The phone lasted for 10 hours, 19 minutes in our HD video loop test, and we could get through a full day with medium use.
The highlight of the Honor 8 Pro is its dual 12-megapixel rear cameras. Unlike smartphones that have a telephoto lens on the second camera, these two are used as independent RGB and monochrome sensors. Honor claims that the monochrome sensor can absorb more light which results in better details. To leverage the hardware, Honor has built its own camera app that offers multiple modes to choose from.
While Auto mode is set by default, you can take control using the Pro mode for stills and video. You can also set it to monochrome mode which uses only the monochrome sensor to deliver a black-and-white image. We found that the phone would get warm when using the camera even though it managed to run cool at other times including when gaming.
The photos with this phone turned out really good, and details really were better than average. Colours were accurate and we did not find any chromatic aberration or purple fringing when shooting against the light. Macros were also impressive, and the phone managed a good amount of separation between subjects and backgrounds. In low light, we saw that the camera would sharpen images which improves visibility at the cost of noise and some loss of detail. Selfies were also good, and we noticed that the camera app smoothens them. By default, the camera app adds a watermark advertising the name of the phone. You can disable this, but the option is buried within the Settings menu. We hope this option isn’t turned out by default in the units that ship to the consumers.
The Honor 8 Pro can record video at 4K but the ability to continuous autofocus is lost at this resolution. You can switch to 1080p at 30 or 60fps to enable it. We found noticeable lag in the viewfinder while recording video and panning from side to side, but it does not affect the output.
Honor has built the Honor 8 Pro with the best technology it has to offer, which is at par with some of the best in the industry. The Kirin 960 processor is the most powerful silicon that Huawei currently makes, even though it falls behind the Snapdragon 835. The Honor 8 Pro also runs latest version of EMUI. Compared to the OnePlus 5, you get twice the storage and a higher resolution screen at an even lower price.

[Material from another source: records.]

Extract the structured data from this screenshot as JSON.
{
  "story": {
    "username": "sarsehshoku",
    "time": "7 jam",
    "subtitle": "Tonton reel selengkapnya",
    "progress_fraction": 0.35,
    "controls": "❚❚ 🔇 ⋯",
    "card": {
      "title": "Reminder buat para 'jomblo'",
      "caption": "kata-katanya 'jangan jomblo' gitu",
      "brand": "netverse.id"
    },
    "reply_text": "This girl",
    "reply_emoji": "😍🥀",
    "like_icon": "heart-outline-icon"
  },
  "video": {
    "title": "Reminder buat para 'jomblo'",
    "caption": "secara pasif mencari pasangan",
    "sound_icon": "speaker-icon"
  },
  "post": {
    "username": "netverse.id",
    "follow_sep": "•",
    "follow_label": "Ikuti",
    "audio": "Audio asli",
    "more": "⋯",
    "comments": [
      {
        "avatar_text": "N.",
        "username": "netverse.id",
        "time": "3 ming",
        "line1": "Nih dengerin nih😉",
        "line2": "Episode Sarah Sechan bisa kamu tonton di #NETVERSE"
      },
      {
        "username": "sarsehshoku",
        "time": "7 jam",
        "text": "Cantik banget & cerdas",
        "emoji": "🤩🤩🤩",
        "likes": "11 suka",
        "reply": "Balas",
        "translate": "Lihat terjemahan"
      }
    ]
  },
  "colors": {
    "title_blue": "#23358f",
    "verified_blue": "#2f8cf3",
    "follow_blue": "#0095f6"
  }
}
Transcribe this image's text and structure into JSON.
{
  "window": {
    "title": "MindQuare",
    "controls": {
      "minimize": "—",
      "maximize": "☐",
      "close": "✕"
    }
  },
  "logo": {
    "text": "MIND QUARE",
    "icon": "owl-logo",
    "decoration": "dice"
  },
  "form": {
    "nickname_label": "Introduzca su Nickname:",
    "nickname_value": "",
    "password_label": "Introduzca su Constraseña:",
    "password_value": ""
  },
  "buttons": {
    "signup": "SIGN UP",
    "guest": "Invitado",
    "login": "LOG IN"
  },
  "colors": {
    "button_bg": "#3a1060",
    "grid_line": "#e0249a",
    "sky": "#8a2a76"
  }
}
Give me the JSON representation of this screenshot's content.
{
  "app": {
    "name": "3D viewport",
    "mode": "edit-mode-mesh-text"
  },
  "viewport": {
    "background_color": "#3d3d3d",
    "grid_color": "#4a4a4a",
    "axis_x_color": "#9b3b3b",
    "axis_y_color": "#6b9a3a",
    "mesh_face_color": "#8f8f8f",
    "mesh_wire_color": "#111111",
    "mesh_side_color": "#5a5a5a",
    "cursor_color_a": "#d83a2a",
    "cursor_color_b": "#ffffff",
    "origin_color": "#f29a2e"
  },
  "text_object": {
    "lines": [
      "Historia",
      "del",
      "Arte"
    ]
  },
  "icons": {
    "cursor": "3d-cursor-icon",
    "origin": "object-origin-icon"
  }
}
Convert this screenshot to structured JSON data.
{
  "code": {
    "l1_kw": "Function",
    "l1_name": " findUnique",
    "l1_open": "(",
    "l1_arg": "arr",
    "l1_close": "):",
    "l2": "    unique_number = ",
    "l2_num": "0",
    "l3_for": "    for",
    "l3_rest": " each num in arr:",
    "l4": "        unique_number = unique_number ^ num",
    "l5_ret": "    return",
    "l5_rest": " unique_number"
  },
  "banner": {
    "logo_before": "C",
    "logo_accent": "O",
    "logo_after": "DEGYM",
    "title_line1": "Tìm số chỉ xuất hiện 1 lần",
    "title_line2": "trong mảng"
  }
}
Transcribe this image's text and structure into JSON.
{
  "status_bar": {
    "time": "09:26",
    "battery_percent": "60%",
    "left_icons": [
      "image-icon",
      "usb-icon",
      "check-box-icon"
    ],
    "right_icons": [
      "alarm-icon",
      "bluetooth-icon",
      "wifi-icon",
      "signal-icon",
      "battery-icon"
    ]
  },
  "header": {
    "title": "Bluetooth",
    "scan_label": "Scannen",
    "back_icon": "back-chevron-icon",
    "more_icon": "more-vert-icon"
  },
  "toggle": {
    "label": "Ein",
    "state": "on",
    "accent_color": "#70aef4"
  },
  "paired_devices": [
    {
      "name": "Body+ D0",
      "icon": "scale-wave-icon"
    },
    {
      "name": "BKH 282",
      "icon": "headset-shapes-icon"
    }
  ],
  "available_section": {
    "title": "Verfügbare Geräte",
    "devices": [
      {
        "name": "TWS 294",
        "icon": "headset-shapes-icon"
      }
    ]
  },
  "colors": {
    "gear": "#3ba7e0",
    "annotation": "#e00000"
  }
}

The camera performance is quite good and so is the implementation of the dual-camera functionality. The monochrome sensor does help and we were impressed with the level of detail in every picture. Overall, we were happy with the photos we took with the Honor 8 Pro.
It does seem as though the Honor 8 Pro is a good all-rounder. It might not be the leader of the pack but it isn’t far behind, and definitely looks like a much better deal than the slightly less expensive Samsung Galaxy C7 Pro (Review) and Moto Z2 Play (Review). For Rs 29,999, it is considerably more affordable than the OnePlus 5, potentially making it just as much of a flagship killer.
Editor's note: An earlier version of this review incorrectly stated that the Honor 8 Pro has an AMOLED display.